Party insiders added that SR Pillai, the Communist ideologue from Kerala, is on a sticky wicket but may survive as he enjoys “support from Prakash Karat and the powerful Kerala lobby.”

“He should have been out but don’t know what will happen,” said a Central Committee member.

West Bengal’s representation in the politburo may go up by one if a Central Committee face who has been stationed in Delhi for the past many years is added to the politburo. “If it happens”, a party leader pointed out, “Yechury’s hands will be strengthened.”

A section of the party has also demanded that G Balakrishnan (from Tamil Nadu) should be removed and in his place, the newly appointed secretary of the Tamil Nadu unit, Nandu Balakrishnan, be included. Andhra Pradesh unit head BG Raghavalu will be asked to move his base to Delhi.

But all eyes will be on the election of the general secretary. Yechury, after his victory on the political-tactical line, is set to get a second term. Vut a section is not ruling out the possibility of the Kerala lobby pushing for a surprise candidate at the last moment.

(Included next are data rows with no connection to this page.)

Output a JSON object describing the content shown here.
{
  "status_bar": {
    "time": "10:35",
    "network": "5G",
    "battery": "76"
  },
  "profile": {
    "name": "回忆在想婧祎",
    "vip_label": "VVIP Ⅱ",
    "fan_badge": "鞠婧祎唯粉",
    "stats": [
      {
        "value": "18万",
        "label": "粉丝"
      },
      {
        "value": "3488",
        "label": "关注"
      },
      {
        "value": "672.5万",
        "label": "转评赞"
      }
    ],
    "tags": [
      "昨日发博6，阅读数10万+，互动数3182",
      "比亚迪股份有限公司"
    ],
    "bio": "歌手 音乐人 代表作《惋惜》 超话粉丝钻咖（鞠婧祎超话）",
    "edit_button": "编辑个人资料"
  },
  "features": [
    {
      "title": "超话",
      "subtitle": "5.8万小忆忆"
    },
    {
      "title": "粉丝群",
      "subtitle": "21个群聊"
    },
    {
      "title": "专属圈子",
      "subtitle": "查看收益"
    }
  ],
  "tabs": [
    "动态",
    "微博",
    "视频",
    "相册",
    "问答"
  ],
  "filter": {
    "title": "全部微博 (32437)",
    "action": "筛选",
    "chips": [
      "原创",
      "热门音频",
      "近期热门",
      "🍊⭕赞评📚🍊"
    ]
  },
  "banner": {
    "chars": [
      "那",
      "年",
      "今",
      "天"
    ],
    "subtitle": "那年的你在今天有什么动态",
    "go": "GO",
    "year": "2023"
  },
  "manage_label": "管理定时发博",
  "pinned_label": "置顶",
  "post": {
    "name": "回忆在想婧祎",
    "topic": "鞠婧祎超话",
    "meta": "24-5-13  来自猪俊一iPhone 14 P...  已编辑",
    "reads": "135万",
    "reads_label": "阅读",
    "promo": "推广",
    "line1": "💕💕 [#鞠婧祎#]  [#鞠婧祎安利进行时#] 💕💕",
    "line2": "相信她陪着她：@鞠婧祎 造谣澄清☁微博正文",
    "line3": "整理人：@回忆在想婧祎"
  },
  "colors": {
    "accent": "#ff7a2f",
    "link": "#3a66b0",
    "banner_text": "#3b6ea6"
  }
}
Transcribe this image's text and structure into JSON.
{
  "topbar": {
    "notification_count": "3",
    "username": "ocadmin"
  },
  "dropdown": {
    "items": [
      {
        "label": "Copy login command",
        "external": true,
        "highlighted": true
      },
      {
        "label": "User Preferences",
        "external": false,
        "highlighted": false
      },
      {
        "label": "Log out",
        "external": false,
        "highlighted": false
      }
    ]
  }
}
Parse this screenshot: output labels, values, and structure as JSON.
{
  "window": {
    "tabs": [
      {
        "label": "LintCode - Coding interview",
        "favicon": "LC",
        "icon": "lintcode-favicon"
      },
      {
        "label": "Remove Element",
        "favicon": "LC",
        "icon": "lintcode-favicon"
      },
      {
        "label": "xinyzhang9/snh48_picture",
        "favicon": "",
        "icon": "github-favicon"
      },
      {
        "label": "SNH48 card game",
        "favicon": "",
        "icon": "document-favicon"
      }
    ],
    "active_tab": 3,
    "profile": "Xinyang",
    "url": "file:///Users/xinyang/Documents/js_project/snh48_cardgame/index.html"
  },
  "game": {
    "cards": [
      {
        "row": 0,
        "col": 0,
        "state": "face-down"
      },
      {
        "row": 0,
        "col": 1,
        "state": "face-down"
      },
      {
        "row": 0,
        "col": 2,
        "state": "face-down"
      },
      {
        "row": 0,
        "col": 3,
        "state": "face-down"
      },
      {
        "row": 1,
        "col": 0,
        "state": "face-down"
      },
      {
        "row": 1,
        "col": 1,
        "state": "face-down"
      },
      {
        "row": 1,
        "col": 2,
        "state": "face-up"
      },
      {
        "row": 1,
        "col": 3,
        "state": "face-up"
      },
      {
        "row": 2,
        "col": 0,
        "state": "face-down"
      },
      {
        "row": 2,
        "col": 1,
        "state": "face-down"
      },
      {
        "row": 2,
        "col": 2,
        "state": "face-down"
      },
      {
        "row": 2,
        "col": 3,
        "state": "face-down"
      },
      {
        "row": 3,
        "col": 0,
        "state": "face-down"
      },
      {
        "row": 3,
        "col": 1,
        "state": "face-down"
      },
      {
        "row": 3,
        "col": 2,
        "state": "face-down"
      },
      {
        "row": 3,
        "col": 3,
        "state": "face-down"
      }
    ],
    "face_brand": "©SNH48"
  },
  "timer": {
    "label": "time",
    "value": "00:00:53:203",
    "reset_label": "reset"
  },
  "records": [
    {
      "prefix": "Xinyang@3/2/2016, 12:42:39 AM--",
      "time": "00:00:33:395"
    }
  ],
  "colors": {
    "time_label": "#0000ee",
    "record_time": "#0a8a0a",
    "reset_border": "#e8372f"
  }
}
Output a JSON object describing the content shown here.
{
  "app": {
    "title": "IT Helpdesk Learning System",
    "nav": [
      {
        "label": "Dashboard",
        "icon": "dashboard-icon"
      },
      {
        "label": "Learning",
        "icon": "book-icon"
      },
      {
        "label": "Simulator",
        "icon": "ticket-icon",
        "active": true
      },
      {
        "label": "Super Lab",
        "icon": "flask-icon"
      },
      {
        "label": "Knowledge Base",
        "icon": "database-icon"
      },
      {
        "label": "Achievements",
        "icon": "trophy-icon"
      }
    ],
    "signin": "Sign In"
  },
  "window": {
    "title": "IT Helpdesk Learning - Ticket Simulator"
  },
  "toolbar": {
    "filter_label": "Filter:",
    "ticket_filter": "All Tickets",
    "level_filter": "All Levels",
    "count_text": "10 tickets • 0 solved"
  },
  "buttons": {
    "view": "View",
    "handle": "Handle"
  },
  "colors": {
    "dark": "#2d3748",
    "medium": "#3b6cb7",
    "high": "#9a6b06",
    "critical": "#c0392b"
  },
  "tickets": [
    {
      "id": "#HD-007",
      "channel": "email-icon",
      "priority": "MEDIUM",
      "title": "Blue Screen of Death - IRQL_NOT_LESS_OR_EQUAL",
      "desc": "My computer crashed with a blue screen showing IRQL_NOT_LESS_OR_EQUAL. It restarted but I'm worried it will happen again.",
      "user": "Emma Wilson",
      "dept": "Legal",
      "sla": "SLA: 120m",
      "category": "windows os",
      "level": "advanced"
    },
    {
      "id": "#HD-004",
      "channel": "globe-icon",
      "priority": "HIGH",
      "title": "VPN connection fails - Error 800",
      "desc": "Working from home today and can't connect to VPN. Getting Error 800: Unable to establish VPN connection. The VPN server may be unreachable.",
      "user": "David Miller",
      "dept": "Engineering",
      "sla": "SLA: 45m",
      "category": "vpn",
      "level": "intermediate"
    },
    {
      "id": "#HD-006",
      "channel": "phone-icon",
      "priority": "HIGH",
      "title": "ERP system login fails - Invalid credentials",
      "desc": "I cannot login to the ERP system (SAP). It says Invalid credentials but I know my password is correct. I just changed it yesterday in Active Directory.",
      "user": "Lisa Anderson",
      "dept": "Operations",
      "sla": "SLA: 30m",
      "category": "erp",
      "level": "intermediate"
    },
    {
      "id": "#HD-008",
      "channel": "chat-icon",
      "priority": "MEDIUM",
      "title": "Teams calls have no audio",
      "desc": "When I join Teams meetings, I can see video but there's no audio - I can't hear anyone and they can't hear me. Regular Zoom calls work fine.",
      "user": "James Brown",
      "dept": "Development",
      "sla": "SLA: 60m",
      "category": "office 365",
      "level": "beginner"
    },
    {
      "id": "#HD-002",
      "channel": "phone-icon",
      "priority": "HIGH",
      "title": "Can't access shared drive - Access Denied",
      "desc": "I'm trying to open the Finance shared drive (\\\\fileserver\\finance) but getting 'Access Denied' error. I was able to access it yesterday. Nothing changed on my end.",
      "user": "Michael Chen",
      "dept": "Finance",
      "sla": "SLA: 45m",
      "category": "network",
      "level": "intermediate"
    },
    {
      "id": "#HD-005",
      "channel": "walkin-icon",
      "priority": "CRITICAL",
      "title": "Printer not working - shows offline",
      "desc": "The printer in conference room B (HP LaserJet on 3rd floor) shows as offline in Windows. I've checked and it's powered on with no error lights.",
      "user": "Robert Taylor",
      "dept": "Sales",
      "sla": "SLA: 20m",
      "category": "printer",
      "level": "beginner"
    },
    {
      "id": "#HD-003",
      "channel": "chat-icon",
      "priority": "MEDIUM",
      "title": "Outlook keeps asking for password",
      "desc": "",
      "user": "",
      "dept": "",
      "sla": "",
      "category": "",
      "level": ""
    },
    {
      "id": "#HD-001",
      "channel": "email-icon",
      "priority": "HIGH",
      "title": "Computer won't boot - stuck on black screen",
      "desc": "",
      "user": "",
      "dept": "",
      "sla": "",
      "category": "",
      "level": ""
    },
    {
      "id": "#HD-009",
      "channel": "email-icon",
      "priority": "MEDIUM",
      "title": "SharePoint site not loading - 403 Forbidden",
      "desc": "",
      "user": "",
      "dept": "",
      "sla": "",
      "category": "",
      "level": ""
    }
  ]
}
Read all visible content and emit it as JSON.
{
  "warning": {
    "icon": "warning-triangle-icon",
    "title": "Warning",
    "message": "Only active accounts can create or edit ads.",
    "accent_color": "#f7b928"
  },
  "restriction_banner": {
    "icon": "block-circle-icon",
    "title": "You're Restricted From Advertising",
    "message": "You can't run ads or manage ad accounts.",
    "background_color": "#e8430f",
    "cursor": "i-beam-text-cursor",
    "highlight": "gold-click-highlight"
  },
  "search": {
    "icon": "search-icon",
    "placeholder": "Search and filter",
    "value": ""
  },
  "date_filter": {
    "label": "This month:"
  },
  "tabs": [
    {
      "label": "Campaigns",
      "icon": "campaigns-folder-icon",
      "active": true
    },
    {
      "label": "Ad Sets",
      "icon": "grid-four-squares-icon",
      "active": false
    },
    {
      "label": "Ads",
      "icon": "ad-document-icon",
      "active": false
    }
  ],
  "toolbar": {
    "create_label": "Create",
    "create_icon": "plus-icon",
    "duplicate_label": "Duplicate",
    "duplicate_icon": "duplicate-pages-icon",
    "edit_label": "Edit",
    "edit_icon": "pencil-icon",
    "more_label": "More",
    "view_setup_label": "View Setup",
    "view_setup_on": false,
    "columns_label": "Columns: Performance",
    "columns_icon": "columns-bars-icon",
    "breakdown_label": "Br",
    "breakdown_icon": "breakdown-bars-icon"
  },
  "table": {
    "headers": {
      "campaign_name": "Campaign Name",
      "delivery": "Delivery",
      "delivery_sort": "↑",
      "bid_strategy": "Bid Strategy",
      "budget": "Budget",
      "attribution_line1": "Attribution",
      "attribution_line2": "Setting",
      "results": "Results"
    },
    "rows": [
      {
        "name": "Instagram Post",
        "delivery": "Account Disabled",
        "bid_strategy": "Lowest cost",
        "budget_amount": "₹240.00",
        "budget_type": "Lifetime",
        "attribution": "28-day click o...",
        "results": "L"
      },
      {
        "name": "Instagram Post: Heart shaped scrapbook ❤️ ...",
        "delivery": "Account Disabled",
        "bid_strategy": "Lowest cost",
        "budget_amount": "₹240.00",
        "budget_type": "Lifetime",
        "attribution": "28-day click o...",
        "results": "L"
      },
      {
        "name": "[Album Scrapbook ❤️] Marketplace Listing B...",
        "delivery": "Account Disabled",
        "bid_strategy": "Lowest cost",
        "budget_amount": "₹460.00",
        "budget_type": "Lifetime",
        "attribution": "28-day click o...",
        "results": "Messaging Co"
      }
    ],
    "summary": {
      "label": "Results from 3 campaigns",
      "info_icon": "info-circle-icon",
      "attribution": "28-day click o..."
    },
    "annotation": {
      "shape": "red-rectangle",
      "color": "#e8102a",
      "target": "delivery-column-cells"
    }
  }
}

A major rift in the party was avoided on Friday with the party’s political tactical line accommodating an understanding with the Congress for the 2019 general elections, as demanded by Yechury.